Boston, 1926. The ’20s are roaring. Liquor is flowing, bullets are flying, and one man sets out to make his mark on the world.Prohibition has given rise to an endless network of underground distilleries, speakeasies, gangsters, and corrupt cops. Joe Coughlin, the youngest son of a prominent Boston police captain, has long since turned his back on his strict and proper upbringing. Now having graduated from a childhood of petty theft to a career in the pay of the city’s most fearsome mobsters, Joe enjoys the spoils, thrills, and notoriety of being an outlaw.
But life on the dark side carries a heavy price.
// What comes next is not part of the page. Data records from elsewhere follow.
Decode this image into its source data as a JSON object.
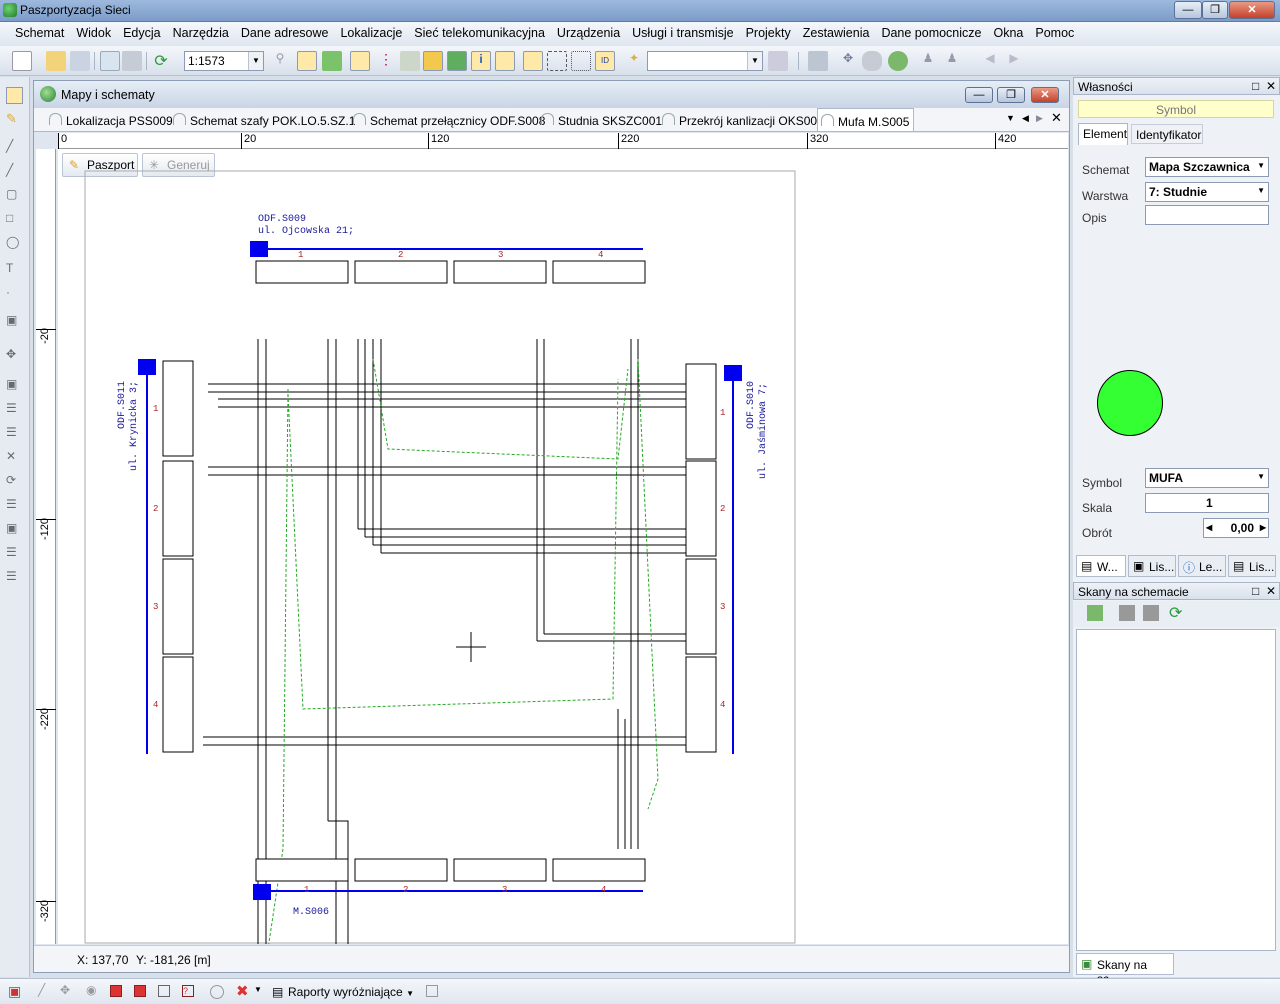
{
  "window": {
    "title": "Paszportyzacja Sieci"
  },
  "menu": [
    "Schemat",
    "Widok",
    "Edycja",
    "Narzędzia",
    "Dane adresowe",
    "Lokalizacje",
    "Sieć telekomunikacyjna",
    "Urządzenia",
    "Usługi i transmisje",
    "Projekty",
    "Zestawienia",
    "Dane pomocnicze",
    "Okna",
    "Pomoc"
  ],
  "toolbar": {
    "scale": "1:1573"
  },
  "doc": {
    "title": "Mapy i schematy",
    "tabs": [
      "Lokalizacja PSS009",
      "Schemat szafy POK.LO.5.SZ.1",
      "Schemat przełącznicy ODF.S008",
      "Studnia SKSZC001",
      "Przekrój kanlizacji OKS006",
      "Mufa M.S005"
    ],
    "paszport": "Paszport",
    "generuj": "Generuj",
    "ruler_top": [
      "0",
      "20",
      "120",
      "220",
      "320",
      "420"
    ],
    "ruler_left": [
      "-20",
      "-120",
      "-220",
      "-320"
    ],
    "status_x": "X: 137,70",
    "status_y": "Y: -181,26 [m]"
  },
  "schematic": {
    "top_name": "ODF.S009",
    "top_addr": "ul. Ojcowska 21;",
    "left_name": "ODF.S011",
    "left_addr": "ul. Krynicka 3;",
    "right_name": "ODF.S010",
    "right_addr": "ul. Jaśminowa 7;",
    "bottom_name": "M.S006",
    "groups": [
      "1",
      "2",
      "3",
      "4"
    ]
  },
  "props": {
    "title": "Własności",
    "symbol_header": "Symbol",
    "tab_element": "Element",
    "tab_identyfikator": "Identyfikator",
    "schemat_label": "Schemat",
    "schemat_value": "Mapa Szczawnica",
    "warstwa_label": "Warstwa",
    "warstwa_value": "7: Studnie",
    "opis_label": "Opis",
    "opis_value": "",
    "symbol_label": "Symbol",
    "symbol_value": "MUFA",
    "skala_label": "Skala",
    "skala_value": "1",
    "obrot_label": "Obrót",
    "obrot_value": "0,00",
    "symbol_color": "#33ff33",
    "bottom_tabs": [
      "W...",
      "Lis...",
      "Le...",
      "Lis..."
    ]
  },
  "scans": {
    "title": "Skany na schemacie",
    "footer_tab": "Skany na sc..."
  },
  "bottombar": {
    "raporty": "Raporty wyróżniające"
  }
}
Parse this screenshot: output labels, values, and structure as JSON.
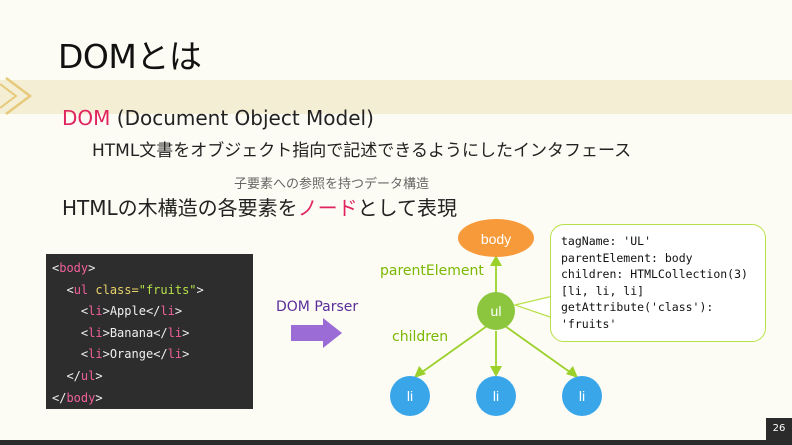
{
  "slide": {
    "title": "DOMとは",
    "dom_term": "DOM",
    "dom_expansion": " (Document Object Model)",
    "dom_description": "HTML文書をオブジェクト指向で記述できるようにしたインタフェース",
    "annotation": "子要素への参照を持つデータ構造",
    "node_line_prefix": "HTMLの木構造の各要素を",
    "node_line_accent": "ノード",
    "node_line_suffix": "として表現",
    "page_number": "26"
  },
  "code": {
    "lines": [
      {
        "indent": "",
        "open": "<",
        "tag": "body",
        "attr": "",
        "val": "",
        "close": ">",
        "text": "",
        "end": ""
      },
      {
        "indent": "  ",
        "open": "<",
        "tag": "ul",
        "attr": " class=",
        "val": "\"fruits\"",
        "close": ">",
        "text": "",
        "end": ""
      },
      {
        "indent": "    ",
        "open": "<",
        "tag": "li",
        "attr": "",
        "val": "",
        "close": ">",
        "text": "Apple",
        "end": "li"
      },
      {
        "indent": "    ",
        "open": "<",
        "tag": "li",
        "attr": "",
        "val": "",
        "close": ">",
        "text": "Banana",
        "end": "li"
      },
      {
        "indent": "    ",
        "open": "<",
        "tag": "li",
        "attr": "",
        "val": "",
        "close": ">",
        "text": "Orange",
        "end": "li"
      },
      {
        "indent": "  ",
        "open": "</",
        "tag": "ul",
        "attr": "",
        "val": "",
        "close": ">",
        "text": "",
        "end": ""
      },
      {
        "indent": "",
        "open": "</",
        "tag": "body",
        "attr": "",
        "val": "",
        "close": ">",
        "text": "",
        "end": ""
      }
    ]
  },
  "diagram": {
    "parser_label": "DOM Parser",
    "parent_label": "parentElement",
    "children_label": "children",
    "nodes": {
      "body": "body",
      "ul": "ul",
      "li1": "li",
      "li2": "li",
      "li3": "li"
    },
    "colors": {
      "body": "#f79a3a",
      "ul": "#8cc63f",
      "li": "#3aa6ea",
      "edge": "#9bd12a",
      "arrow": "#9b6bd6",
      "accent": "#e0245e"
    }
  },
  "info_box": {
    "text": "tagName: 'UL'\nparentElement: body\nchildren: HTMLCollection(3)\n[li, li, li]\ngetAttribute('class'):\n'fruits'"
  }
}
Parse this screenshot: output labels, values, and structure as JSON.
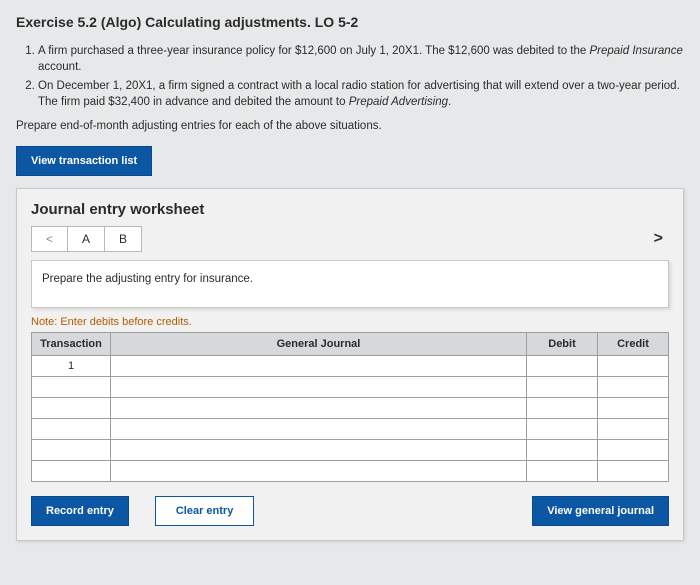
{
  "title": "Exercise 5.2 (Algo) Calculating adjustments. LO 5-2",
  "items": [
    {
      "pre": "A firm purchased a three-year insurance policy for $12,600 on July 1, 20X1. The $12,600 was debited to the ",
      "em": "Prepaid Insurance",
      "post": " account."
    },
    {
      "pre": "On December 1, 20X1, a firm signed a contract with a local radio station for advertising that will extend over a two-year period. The firm paid $32,400 in advance and debited the amount to ",
      "em": "Prepaid Advertising",
      "post": "."
    }
  ],
  "instruction": "Prepare end-of-month adjusting entries for each of the above situations.",
  "view_txn_list": "View transaction list",
  "ws_title": "Journal entry worksheet",
  "tabs": {
    "prev": "<",
    "a": "A",
    "b": "B",
    "next": ">"
  },
  "prompt": "Prepare the adjusting entry for insurance.",
  "note": "Note: Enter debits before credits.",
  "table": {
    "h_transaction": "Transaction",
    "h_general": "General Journal",
    "h_debit": "Debit",
    "h_credit": "Credit",
    "first_txn": "1"
  },
  "actions": {
    "record": "Record entry",
    "clear": "Clear entry",
    "view_gj": "View general journal"
  }
}
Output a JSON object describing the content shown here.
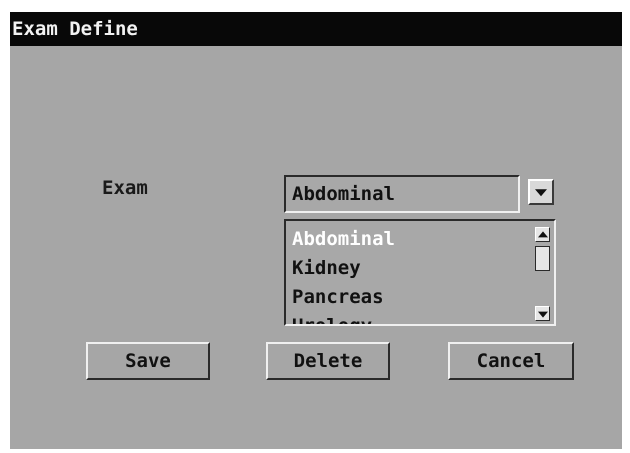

In a time when ruthless men of ambition, armed with cash, illegal booze, and guns, battle for control, no one—neither family nor friend, enemy nor lover—can be trusted. Beyond money and power, even the threat of prison, one fate seems most likely for men like Joe: an early death. But until that day, he and his friends are determined to live life to the hilt.Joe embarks on a dizzying journey up the ladder of organized crime that takes him from the flash of Jazz Age Boston to the sensual shimmer of Tampa’s Latin Quarter to the sizzling streets of Cuba. Live by Night is a riveting epic layered with a diverse cast of loyal friends and callous enemies, tough rumrunners and sultry femmes fatales, Bible-quoting evangelists and cruel Klansmen, all battling for survival and their piece of the American dream. At once a sweeping love story and a compelling saga of revenge, it is a spellbinding tour de force of betrayal and redemption, music and murder, that brings fully to life a bygone era when sin was cause for celebration and vice was a national virtue.
“When a woman once asked Joe how he could come from such a magnificent home and such a good family and still become a gangster, Joe’s answer was two-pronged: (a) he wasn’t a gangster; he was an outlaw; (b) he came from a magnificent house, not a magnificent home.”
“But the rules apply to all of you, no matter what your colour or creed. Never look a guard in the eyes. Never question a guard’s order. Never cross over the dirt track that runs along the wall. Never touch yourselves or one another in an unwholesome manner. Just do your time like good fish, without complaint or ill will, and we’ll find harmonious accord along the pathway to your restitution.”
And, yet, dead was dead. Gone was gone. No edifice, no legacy, no bridge named after you could change that.
You were only guaranteed one life, so you’d better live it.”
“Joe went to the door and Dion opened it and a teenager girl, all breathless energy, stood on the other side. It was the daughter in all the photographs, beautiful and apple-haired, rose gold skin so unblemished it achieved a soft-sun radiance. Joe guessed she was seventeen. Her beauty found his throat, stopped it for a moment, put a catch in the words about to leave his mouth, so all he could manage was a hesitant, “Miss…” yet it wasn’t a beauty that evoked anything carnal in him. It was somehow purer than that. The beauty of Chief Irving Figgis’s daughter wasn’t something you wanted to despoil, it was something you wanted to beatify.”
“Donations paid for this club,” Esteban said smoothly. “Its doors are kept open the same way. When Cubans go out on a Friday night, they want to go to a place where they can dress up, a place that makes them feel like they are back in Havana, a place with style. Pizzazz, yes?” he snapped his fingers. “In here, nobody calls us spics or mud men. We are free to speak our language and sing our songs and recite our poetry.”
“Joe knew what the nod meant-this was why they became outlaws. To live moments the insurance salesman of the world, the truck drivers, and lawyers and bank tellers and carpenters and Realtors would never know. Moments in a world without nets-none to catch you and none to envelop you. Joe looked at Dion and recalled what he’d felt after the first time they’d knocked over that newsstand on Bowdoin Street when they were thirteen years old, We will probably die young.”
“President Roosevelt signed the Cullen-Harrison Act on the morning of March 23, 1933, legalizing the manufacture and sale of beer and wine with an alcohol content no greater than 3.2 percent. By the end of the year, FDR promised, the Eighteenth Amendment to the Constitution would be a memory.”